Wired Magazine is not normally one of our go-to sources for stories on aid and development, so we missed an interesting summary published in April about Epic Measures, a new book about Christopher Murray and the Global Burden of Disease (GBD) Study. Though the GBD Study has much to interest methodology junkies, author Jeremy Smith focuses primarily on the challenging political implications of producing improved health data.
Via IPA’s weekly links on Chris Blattman’s blog, the Wall Street Journal has an interesting article on behavioural economics and poverty. If it leaves you wanting to say things like “that’s interesting, but…” have a listen to this recent episode of Development Drums, in which Owen Barder grills Varun Gari (the co-director of the 2015 World Bank World Development Report) on what, if anything, behavioural economics can contribute to development work. Barder asks all the right questions and Gari does an excellent job of replying, which makes for great learning. On the subject of Development Drums, the latest episode has what promises to be a fascinating interview with Morten Jeven on statistics and Africa. And, since we’re speaking podcasts, if you’ve got some spare listening time, you might like, Joshua Angrist valiantly defending empiricism in economics, David Skarbek on the complicated game-theoretic world of prison gangs and Joshua Green trying to fashion political philosophy from human psychology.

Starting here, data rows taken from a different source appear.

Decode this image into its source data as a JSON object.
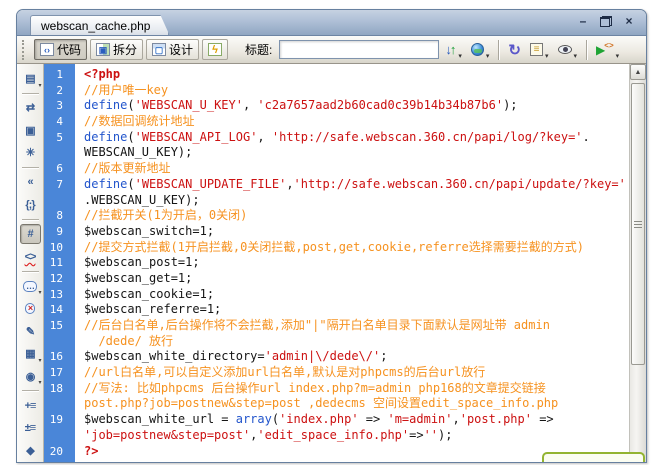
{
  "window": {
    "tab_label": "webscan_cache.php",
    "controls": {
      "minimize": "–",
      "close": "×"
    }
  },
  "toolbar": {
    "code_btn": "代码",
    "split_btn": "拆分",
    "design_btn": "设计",
    "title_label": "标题:",
    "title_value": "",
    "icons": {
      "code_view": "‹›",
      "split_view": "▣",
      "design_view": "▢",
      "live_view": "ϟ",
      "file_down": "↓",
      "file_up": "↑",
      "refresh": "↻",
      "view_list": "≡",
      "check_play": "▶",
      "check_code": "<>",
      "caret": "▾",
      "scroll_up": "▲"
    }
  },
  "side_toolbar": {
    "items": [
      {
        "name": "open-documents-icon",
        "glyph": "▤",
        "caret": true
      },
      {
        "name": "collapse-full-tag-icon",
        "glyph": "⇄",
        "sep": true
      },
      {
        "name": "collapse-selection-icon",
        "glyph": "▣"
      },
      {
        "name": "expand-all-icon",
        "glyph": "✳"
      },
      {
        "name": "select-parent-tag-icon",
        "glyph": "«",
        "sep": true
      },
      {
        "name": "balance-braces-icon",
        "glyph": "{;}"
      },
      {
        "name": "line-numbers-icon",
        "glyph": "#",
        "active": true,
        "sep": true
      },
      {
        "name": "highlight-invalid-code-icon",
        "glyph": "<>",
        "wavy": true
      },
      {
        "name": "apply-comment-icon",
        "glyph": "…",
        "bubble": true,
        "caret": true,
        "sep": true
      },
      {
        "name": "remove-comment-icon",
        "glyph": "×",
        "bubble": true,
        "red": true
      },
      {
        "name": "wrap-tag-icon",
        "glyph": "✎"
      },
      {
        "name": "recent-snippets-icon",
        "glyph": "▦",
        "caret": true
      },
      {
        "name": "move-css-icon",
        "glyph": "◉",
        "caret": true
      },
      {
        "name": "indent-code-icon",
        "glyph": "+≡",
        "sep": true
      },
      {
        "name": "outdent-code-icon",
        "glyph": "±≡"
      },
      {
        "name": "format-source-code-icon",
        "glyph": "◆"
      }
    ]
  },
  "code": {
    "rows": [
      {
        "n": "1",
        "s": [
          [
            "<?php",
            "tag"
          ]
        ]
      },
      {
        "n": "2",
        "s": [
          [
            "//用户唯一key",
            "com"
          ]
        ]
      },
      {
        "n": "3",
        "s": [
          [
            "define",
            "kw"
          ],
          [
            "(",
            "pl"
          ],
          [
            "'WEBSCAN_U_KEY'",
            "str"
          ],
          [
            ", ",
            "pl"
          ],
          [
            "'c2a7657aad2b60cad0c39b14b34b87b6'",
            "str"
          ],
          [
            ");",
            "pl"
          ]
        ]
      },
      {
        "n": "4",
        "s": [
          [
            "//数据回调统计地址",
            "com"
          ]
        ]
      },
      {
        "n": "5",
        "s": [
          [
            "define",
            "kw"
          ],
          [
            "(",
            "pl"
          ],
          [
            "'WEBSCAN_API_LOG'",
            "str"
          ],
          [
            ", ",
            "pl"
          ],
          [
            "'http://safe.webscan.360.cn/papi/log/?key='",
            "str"
          ],
          [
            ".",
            "pl"
          ]
        ]
      },
      {
        "n": "",
        "s": [
          [
            "WEBSCAN_U_KEY);",
            "pl"
          ]
        ]
      },
      {
        "n": "6",
        "s": [
          [
            "//版本更新地址",
            "com"
          ]
        ]
      },
      {
        "n": "7",
        "s": [
          [
            "define",
            "kw"
          ],
          [
            "(",
            "pl"
          ],
          [
            "'WEBSCAN_UPDATE_FILE'",
            "str"
          ],
          [
            ",",
            "pl"
          ],
          [
            "'http://safe.webscan.360.cn/papi/update/?key='",
            "str"
          ]
        ]
      },
      {
        "n": "",
        "s": [
          [
            ".WEBSCAN_U_KEY);",
            "pl"
          ]
        ]
      },
      {
        "n": "8",
        "s": [
          [
            "//拦截开关(1为开启，0关闭)",
            "com"
          ]
        ]
      },
      {
        "n": "9",
        "s": [
          [
            "$webscan_switch=1;",
            "pl"
          ]
        ]
      },
      {
        "n": "10",
        "s": [
          [
            "//提交方式拦截(1开启拦截,0关闭拦截,post,get,cookie,referre选择需要拦截的方式)",
            "com"
          ]
        ]
      },
      {
        "n": "11",
        "s": [
          [
            "$webscan_post=1;",
            "pl"
          ]
        ]
      },
      {
        "n": "12",
        "s": [
          [
            "$webscan_get=1;",
            "pl"
          ]
        ]
      },
      {
        "n": "13",
        "s": [
          [
            "$webscan_cookie=1;",
            "pl"
          ]
        ]
      },
      {
        "n": "14",
        "s": [
          [
            "$webscan_referre=1;",
            "pl"
          ]
        ]
      },
      {
        "n": "15",
        "s": [
          [
            "//后台白名单,后台操作将不会拦截,添加\"|\"隔开白名单目录下面默认是网址带 admin",
            "com"
          ]
        ]
      },
      {
        "n": "",
        "s": [
          [
            "  /dede/ 放行",
            "com"
          ]
        ]
      },
      {
        "n": "16",
        "s": [
          [
            "$webscan_white_directory=",
            "pl"
          ],
          [
            "'admin|\\/dede\\/'",
            "str"
          ],
          [
            ";",
            "pl"
          ]
        ]
      },
      {
        "n": "17",
        "s": [
          [
            "//url白名单,可以自定义添加url白名单,默认是对phpcms的后台url放行",
            "com"
          ]
        ]
      },
      {
        "n": "18",
        "s": [
          [
            "//写法: 比如phpcms 后台操作url index.php?m=admin php168的文章提交链接",
            "com"
          ]
        ]
      },
      {
        "n": "",
        "s": [
          [
            "post.php?job=postnew&step=post ,dedecms 空间设置edit_space_info.php",
            "com"
          ]
        ]
      },
      {
        "n": "19",
        "s": [
          [
            "$webscan_white_url = ",
            "pl"
          ],
          [
            "array",
            "kw"
          ],
          [
            "(",
            "pl"
          ],
          [
            "'index.php'",
            "str"
          ],
          [
            " => ",
            "pl"
          ],
          [
            "'m=admin'",
            "str"
          ],
          [
            ",",
            "pl"
          ],
          [
            "'post.php'",
            "str"
          ],
          [
            " =>",
            "pl"
          ]
        ]
      },
      {
        "n": "",
        "s": [
          [
            "'job=postnew&step=post'",
            "str"
          ],
          [
            ",",
            "pl"
          ],
          [
            "'edit_space_info.php'",
            "str"
          ],
          [
            "=>",
            "pl"
          ],
          [
            "''",
            "str"
          ],
          [
            ");",
            "pl"
          ]
        ]
      },
      {
        "n": "20",
        "s": [
          [
            "?>",
            "tag"
          ]
        ]
      }
    ]
  },
  "colors": {
    "gutter_blue": "#4a86d8",
    "comment_orange": "#f69220",
    "string_red": "#cc1111",
    "keyword_blue": "#2255cc",
    "plain_black": "#151515",
    "popup_green": "#93b431"
  }
}
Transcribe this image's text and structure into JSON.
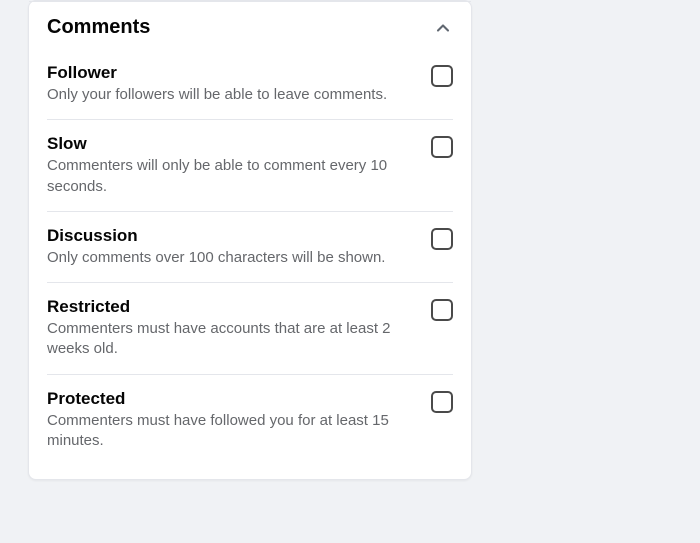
{
  "section": {
    "title": "Comments"
  },
  "options": [
    {
      "title": "Follower",
      "desc": "Only your followers will be able to leave comments."
    },
    {
      "title": "Slow",
      "desc": "Commenters will only be able to comment every 10 seconds."
    },
    {
      "title": "Discussion",
      "desc": "Only comments over 100 characters will be shown."
    },
    {
      "title": "Restricted",
      "desc": "Commenters must have accounts that are at least 2 weeks old."
    },
    {
      "title": "Protected",
      "desc": "Commenters must have followed you for at least 15 minutes."
    }
  ]
}
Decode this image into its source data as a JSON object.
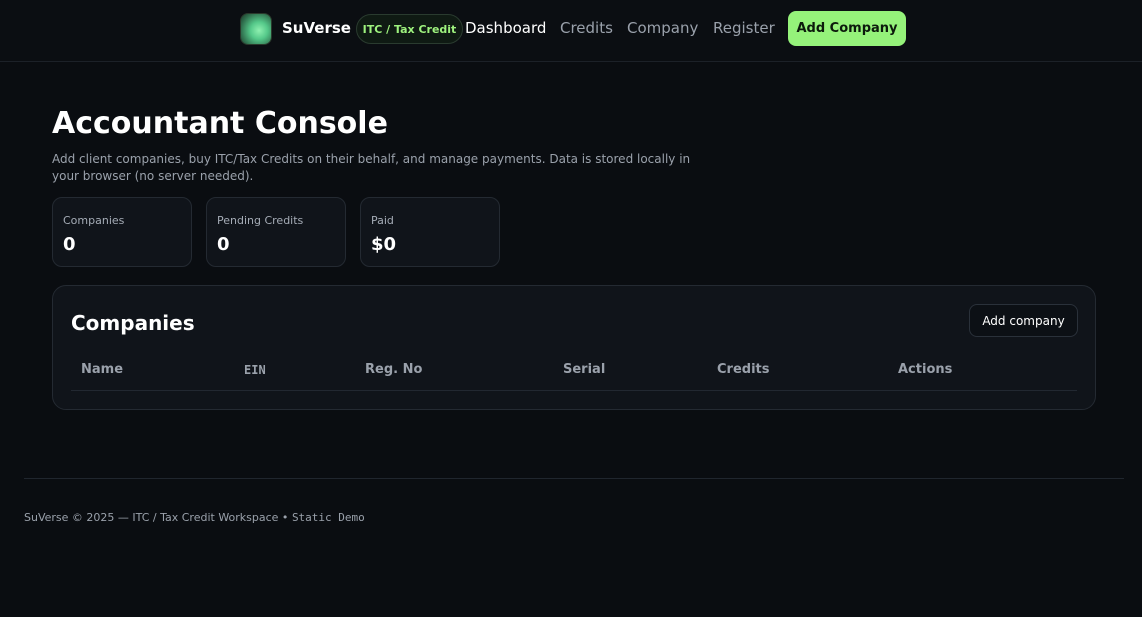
{
  "header": {
    "brand": "SuVerse",
    "pill": "ITC / Tax Credit",
    "nav": [
      "Dashboard",
      "Credits",
      "Company",
      "Register"
    ],
    "active_nav": "Dashboard",
    "cta": "Add Company"
  },
  "main": {
    "title": "Accountant Console",
    "subtitle": "Add client companies, buy ITC/Tax Credits on their behalf, and manage payments. Data is stored locally in your browser (no server needed).",
    "stats": [
      {
        "label": "Companies",
        "value": "0"
      },
      {
        "label": "Pending Credits",
        "value": "0"
      },
      {
        "label": "Paid",
        "value": "$0"
      }
    ]
  },
  "companies": {
    "title": "Companies",
    "add_label": "Add company",
    "columns": [
      "Name",
      "EIN",
      "Reg. No",
      "Serial",
      "Credits",
      "Actions"
    ]
  },
  "footer": {
    "text": "SuVerse © 2025 — ITC / Tax Credit Workspace •",
    "mode": "Static Demo"
  },
  "colors": {
    "accent": "#95f27a",
    "background": "#0a0d11",
    "card": "#10141a"
  }
}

Finally, Madeline Ostrander of The New Yorker looks at research recent on the effects of living in poverty on the developing brain. The findings help to elucidate some of the physiological pathways that lead from exposure to extreme stresses commonly experienced by those living in conditions of poverty (‘overcrowding, noise, substandard housing, separation from parent(s), exposure to violence, family turmoil’) to long-term cognitive and behavioural outcomes. Importantly, even though the physiological processes are experienced individually, their root causes are located in (and so can be changed by) the broader social environment.